HOW TO COMPLETE THIS TASK. The entries are to be repeated exactly, with all pictures omitted.
****
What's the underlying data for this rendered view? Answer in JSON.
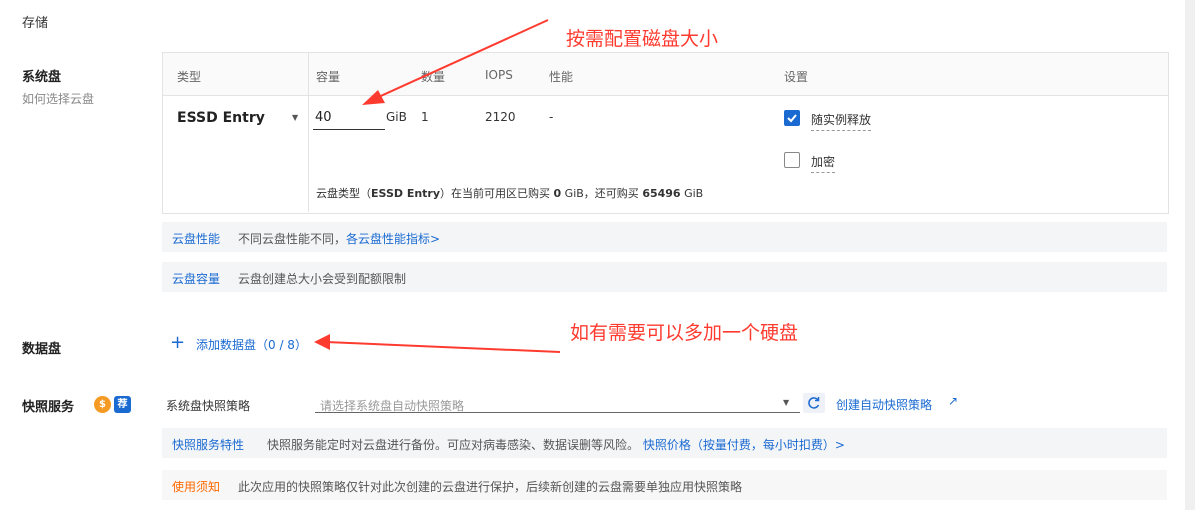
{
  "section": {
    "title": "存储"
  },
  "system_disk": {
    "label": "系统盘",
    "help_link": "如何选择云盘",
    "columns": [
      "类型",
      "容量",
      "数量",
      "IOPS",
      "性能",
      "设置"
    ],
    "type_value": "ESSD Entry",
    "capacity_value": "40",
    "capacity_unit": "GiB",
    "quantity": "1",
    "iops": "2120",
    "performance": "-",
    "release_with_instance": {
      "label": "随实例释放",
      "checked": true
    },
    "encrypt": {
      "label": "加密",
      "checked": false
    },
    "quota_text": {
      "pre": "云盘类型（",
      "type": "ESSD Entry",
      "mid1": "）在当前可用区已购买 ",
      "bought": "0",
      "mid2": " GiB，还可购买 ",
      "remaining": "65496",
      "post": " GiB"
    }
  },
  "info_performance": {
    "key": "云盘性能",
    "text": "不同云盘性能不同，",
    "link": "各云盘性能指标>"
  },
  "info_capacity": {
    "key": "云盘容量",
    "text": "云盘创建总大小会受到配额限制"
  },
  "data_disk": {
    "label": "数据盘",
    "add_button": "添加数据盘（0 / 8）"
  },
  "snapshot": {
    "label": "快照服务",
    "badge_paid": "$",
    "badge_recommend": "荐",
    "policy_label": "系统盘快照策略",
    "policy_placeholder": "请选择系统盘自动快照策略",
    "create_link": "创建自动快照策略",
    "feature_key": "快照服务特性",
    "feature_text": "快照服务能定时对云盘进行备份。可应对病毒感染、数据误删等风险。",
    "feature_link": "快照价格（按量付费，每小时扣费）>",
    "notice_key": "使用须知",
    "notice_text": "此次应用的快照策略仅针对此次创建的云盘进行保护，后续新创建的云盘需要单独应用快照策略"
  },
  "annotations": {
    "top": "按需配置磁盘大小",
    "middle": "如有需要可以多加一个硬盘"
  },
  "colors": {
    "accent": "#1a6ad1",
    "annotation": "#ff3b2f",
    "paid_badge": "#f59a23",
    "notice": "#ff6a00"
  }
}
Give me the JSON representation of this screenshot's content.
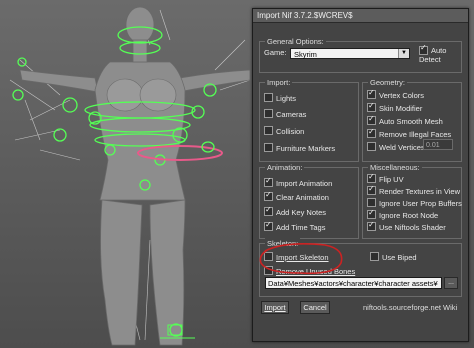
{
  "dialog": {
    "title": "Import Nif 3.7.2.$WCREV$",
    "general": {
      "title": "General Options:",
      "game_label": "Game:",
      "game_value": "Skyrim",
      "auto_detect": "Auto Detect",
      "auto_detect_checked": true
    },
    "import": {
      "title": "Import:",
      "items": [
        {
          "label": "Lights",
          "checked": false
        },
        {
          "label": "Cameras",
          "checked": false
        },
        {
          "label": "Collision",
          "checked": false
        },
        {
          "label": "Furniture Markers",
          "checked": false
        }
      ]
    },
    "geometry": {
      "title": "Geometry:",
      "items": [
        {
          "label": "Vertex Colors",
          "checked": true
        },
        {
          "label": "Skin Modifier",
          "checked": true
        },
        {
          "label": "Auto Smooth Mesh",
          "checked": true
        },
        {
          "label": "Remove Illegal Faces",
          "checked": true
        },
        {
          "label": "Weld Vertices",
          "checked": false
        }
      ],
      "weld_value": "0.01"
    },
    "animation": {
      "title": "Animation:",
      "items": [
        {
          "label": "Import Animation",
          "checked": true
        },
        {
          "label": "Clear Animation",
          "checked": true
        },
        {
          "label": "Add Key Notes",
          "checked": true
        },
        {
          "label": "Add Time Tags",
          "checked": true
        }
      ]
    },
    "misc": {
      "title": "Miscellaneous:",
      "items": [
        {
          "label": "Flip UV",
          "checked": true
        },
        {
          "label": "Render Textures in View",
          "checked": true
        },
        {
          "label": "Ignore User Prop Buffers",
          "checked": false
        },
        {
          "label": "Ignore Root Node",
          "checked": true
        },
        {
          "label": "Use Niftools Shader",
          "checked": true
        }
      ]
    },
    "skeleton": {
      "title": "Skeleton:",
      "import_skeleton": "Import Skeleton",
      "import_skeleton_checked": false,
      "use_biped": "Use Biped",
      "use_biped_checked": false,
      "remove_unused": "Remove Unused Bones",
      "remove_unused_checked": false,
      "path": "Data¥Meshes¥actors¥character¥character assets¥",
      "browse": "..."
    },
    "buttons": {
      "import": "Import",
      "cancel": "Cancel"
    },
    "footer": {
      "site": "niftools.sourceforge.net",
      "wiki": "Wiki"
    }
  },
  "colors": {
    "highlight_circle": "#cc2222",
    "bone_green": "#55ff55",
    "ring_pink": "#e85a8a"
  }
}
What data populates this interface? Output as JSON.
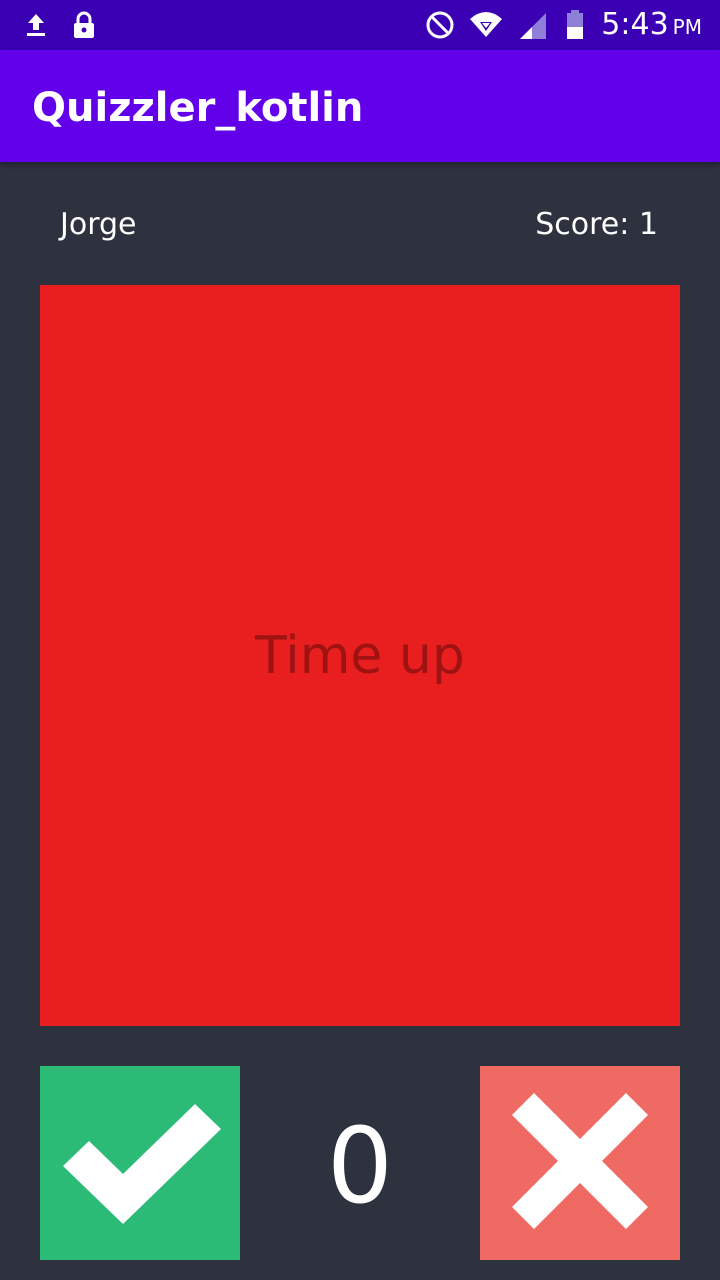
{
  "status_bar": {
    "time": "5:43",
    "ampm": "PM",
    "icons": [
      "upload-icon",
      "lock-icon",
      "do-not-disturb-icon",
      "wifi-icon",
      "signal-icon",
      "battery-icon"
    ]
  },
  "app_bar": {
    "title": "Quizzler_kotlin"
  },
  "player": {
    "name": "Jorge",
    "score_text": "Score: 1"
  },
  "question": {
    "text": "Time up"
  },
  "controls": {
    "true_icon": "checkmark-icon",
    "false_icon": "cross-icon",
    "timer": "0"
  },
  "colors": {
    "status_bar": "#3b00b3",
    "app_bar": "#6200ea",
    "background": "#2e323e",
    "question_card": "#e91f1f",
    "question_text": "#9e1212",
    "true_button": "#2cba77",
    "false_button": "#ef6a62"
  }
}
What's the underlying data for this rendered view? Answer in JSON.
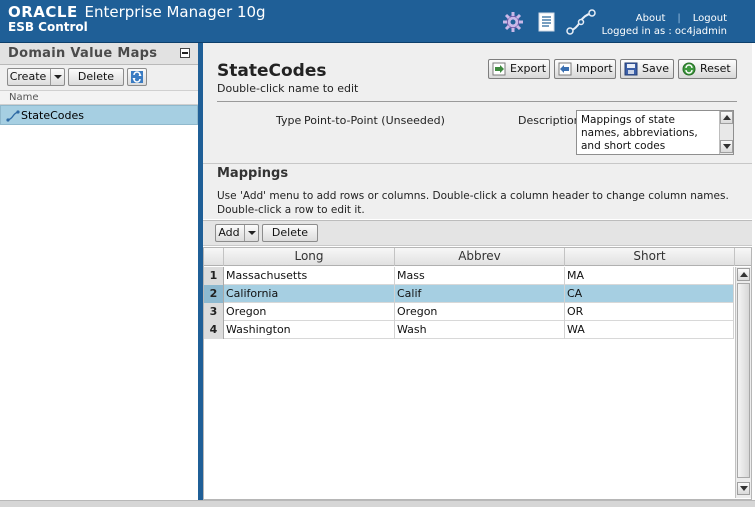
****
SOLVED EXERCISE.
What's the underlying data for this rendered view? Answer in JSON.
{
  "section": {
    "title": "存储"
  },
  "system_disk": {
    "label": "系统盘",
    "help_link": "如何选择云盘",
    "columns": [
      "类型",
      "容量",
      "数量",
      "IOPS",
      "性能",
      "设置"
    ],
    "type_value": "ESSD Entry",
    "capacity_value": "40",
    "capacity_unit": "GiB",
    "quantity": "1",
    "iops": "2120",
    "performance": "-",
    "release_with_instance": {
      "label": "随实例释放",
      "checked": true
    },
    "encrypt": {
      "label": "加密",
      "checked": false
    },
    "quota_text": {
      "pre": "云盘类型（",
      "type": "ESSD Entry",
      "mid1": "）在当前可用区已购买 ",
      "bought": "0",
      "mid2": " GiB，还可购买 ",
      "remaining": "65496",
      "post": " GiB"
    }
  },
  "info_performance": {
    "key": "云盘性能",
    "text": "不同云盘性能不同，",
    "link": "各云盘性能指标>"
  },
  "info_capacity": {
    "key": "云盘容量",
    "text": "云盘创建总大小会受到配额限制"
  },
  "data_disk": {
    "label": "数据盘",
    "add_button": "添加数据盘（0 / 8）"
  },
  "snapshot": {
    "label": "快照服务",
    "badge_paid": "$",
    "badge_recommend": "荐",
    "policy_label": "系统盘快照策略",
    "policy_placeholder": "请选择系统盘自动快照策略",
    "create_link": "创建自动快照策略",
    "feature_key": "快照服务特性",
    "feature_text": "快照服务能定时对云盘进行备份。可应对病毒感染、数据误删等风险。",
    "feature_link": "快照价格（按量付费，每小时扣费）>",
    "notice_key": "使用须知",
    "notice_text": "此次应用的快照策略仅针对此次创建的云盘进行保护，后续新创建的云盘需要单独应用快照策略"
  },
  "annotations": {
    "top": "按需配置磁盘大小",
    "middle": "如有需要可以多加一个硬盘"
  },
  "colors": {
    "accent": "#1a6ad1",
    "annotation": "#ff3b2f",
    "paid_badge": "#f59a23",
    "notice": "#ff6a00"
  }
}
Give me the JSON representation of this screenshot's content.
{
  "dialog": {
    "title": "Import Nif 3.7.2.$WCREV$",
    "general": {
      "title": "General Options:",
      "game_label": "Game:",
      "game_value": "Skyrim",
      "auto_detect": "Auto Detect",
      "auto_detect_checked": true
    },
    "import": {
      "title": "Import:",
      "items": [
        {
          "label": "Lights",
          "checked": false
        },
        {
          "label": "Cameras",
          "checked": false
        },
        {
          "label": "Collision",
          "checked": false
        },
        {
          "label": "Furniture Markers",
          "checked": false
        }
      ]
    },
    "geometry": {
      "title": "Geometry:",
      "items": [
        {
          "label": "Vertex Colors",
          "checked": true
        },
        {
          "label": "Skin Modifier",
          "checked": true
        },
        {
          "label": "Auto Smooth Mesh",
          "checked": true
        },
        {
          "label": "Remove Illegal Faces",
          "checked": true
        },
        {
          "label": "Weld Vertices",
          "checked": false
        }
      ],
      "weld_value": "0.01"
    },
    "animation": {
      "title": "Animation:",
      "items": [
        {
          "label": "Import Animation",
          "checked": true
        },
        {
          "label": "Clear Animation",
          "checked": true
        },
        {
          "label": "Add Key Notes",
          "checked": true
        },
        {
          "label": "Add Time Tags",
          "checked": true
        }
      ]
    },
    "misc": {
      "title": "Miscellaneous:",
      "items": [
        {
          "label": "Flip UV",
          "checked": true
        },
        {
          "label": "Render Textures in View",
          "checked": true
        },
        {
          "label": "Ignore User Prop Buffers",
          "checked": false
        },
        {
          "label": "Ignore Root Node",
          "checked": true
        },
        {
          "label": "Use Niftools Shader",
          "checked": true
        }
      ]
    },
    "skeleton": {
      "title": "Skeleton:",
      "import_skeleton": "Import Skeleton",
      "import_skeleton_checked": false,
      "use_biped": "Use Biped",
      "use_biped_checked": false,
      "remove_unused": "Remove Unused Bones",
      "remove_unused_checked": false,
      "path": "Data¥Meshes¥actors¥character¥character assets¥",
      "browse": "..."
    },
    "buttons": {
      "import": "Import",
      "cancel": "Cancel"
    },
    "footer": {
      "site": "niftools.sourceforge.net",
      "wiki": "Wiki"
    }
  },
  "colors": {
    "highlight_circle": "#cc2222",
    "bone_green": "#55ff55",
    "ring_pink": "#e85a8a"
  }
}
What data populates this interface? Output as JSON.
{
  "status_bar": {
    "time": "5:43",
    "ampm": "PM",
    "icons": [
      "upload-icon",
      "lock-icon",
      "do-not-disturb-icon",
      "wifi-icon",
      "signal-icon",
      "battery-icon"
    ]
  },
  "app_bar": {
    "title": "Quizzler_kotlin"
  },
  "player": {
    "name": "Jorge",
    "score_text": "Score: 1"
  },
  "question": {
    "text": "Time up"
  },
  "controls": {
    "true_icon": "checkmark-icon",
    "false_icon": "cross-icon",
    "timer": "0"
  },
  "colors": {
    "status_bar": "#3b00b3",
    "app_bar": "#6200ea",
    "background": "#2e323e",
    "question_card": "#e91f1f",
    "question_text": "#9e1212",
    "true_button": "#2cba77",
    "false_button": "#ef6a62"
  }
}
What's the underlying data for this rendered view? Answer in JSON.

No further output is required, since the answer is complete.